My snarky reviews of Movies, TV series, Food and other happenings...
Table at 7
Restaurant Week, October 2011. Lunch set @ $40++. I preferred the food here than at their previous establishment: Sage. For the restaurant week lunch set, I had the yellow fin tuna tartare with daikon, avocado and sesame oil, followed by a main of chargrilled beef onglet and a warm valrhona chocolate tart. The tuna tartare tasted like the old-school sheng-yu (raw fish) that I used to eat with my porridge in chinatown market, but the daikon, cucumber and avocado does add another dimension to the texture of the dish. The onglet was done medium-rare (which we had to specify directly to the wait staff who did not ask) and it was really good, with a nice charred taste in the exterior and just enough tenderness and chewiness within; the accompanying mash was blah. Lastly was the dessert. Interesting way of serving the usual warm valrhona cake, kudos if the pastry tart was home-made, though the moccha ice-cream was way more ice than dairy!
Verdict: May go back, but I won't particularly hunt it down.
Table at 7
7 Mohammed Sultan Road
Director/Writer Barry Jenkins' moving examination about one boy's tumultuous upbringing shaping his teenage years and moulding him into the man he becomes is both a deeply personal story about self-identity and also an heartachingly poetic narrative of love and romance.
Where "Fences" and Denzel Washington failed in their translation from stage to screen, Jenkins effectively transposed Tarbell Alvin McCraney's "In Midnight Black Boys Look Blue" to the silver screen and embraced all that cinema has to offer to give the story the necessary added depth, scope and cinematic magic.
However, all would have been for nought if not for the cast.
Jenkins struck jackpot with his casting of Trevante Rhodes, Ashton Sanders and Alex Hibbert as the film's protagonist in all three ages. Not only for their uncanny resemblance to each other, but also in the way their eyes and body talk. Similarly, the roles of his best friend were also exceptional. Perhaps only Rich…
A feel good, underdog triumphs, girl-power film, highlighting both a significant and unlooked scientific history during a period of known darkness and discrimination. Led by the superbly entertaining and funny trio of Taraji P. Henson, Octavia Spencer and Janelle Monae, this story deserved to be told. However, despite all the hype, its execution was rather lightweight and the storytelling frou frou in nature. Director Theodore Melfi could not find the true heart of the story and although all three women are extraordinary in nature, without a true focus, all three stories felt under served.

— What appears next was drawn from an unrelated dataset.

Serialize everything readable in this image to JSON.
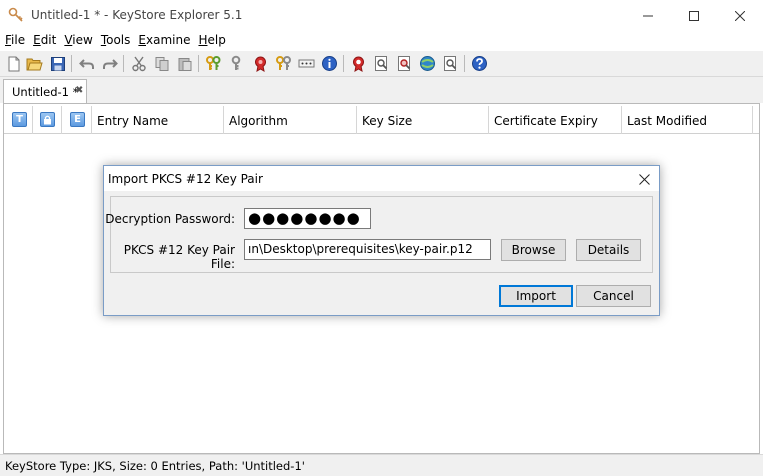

Henson was great. Funny and heartfelt, showing us the great range that she has that made her a previous Oscar nominee and now a perennial Cookie/Emmy nominee. However, she was failed by the lack of characterisation and the simplicity in which her character was handled.
Spencer was also strong in her role. Although like Henson, her character was way too simplified.
A competent film from the directors of "Little Miss Sunshine" that tried to juggle too much including gender politics, LGBTQ rights, themes of love vs ambition and of freedom to love with a love story and a love triangle, and unfortunately, in the end, underserved all of them to the point that the actual titular tennis match was the most exciting moment of the whole 121 minutes. In a similar vein, the supporting actors, including the scene-stealing Sarah Silverman and Alan Cumming, and surprisingly nuanced Austin Stowell and Elisabeth Shue, were more interesting to watch than the leads: a miscast, albeit competent, Emma Stone (who had no chemistry with Andrea Riseborough) and a funny, but lightweight Steve Carrell. Directors Jonathan Dayton and Valerie Faris delivered a by-the-numbers story but may have bitten more than they could chew such that although the narrative moved forward, it moved erratically and without focus. Furthermore, with such a well known historical momen…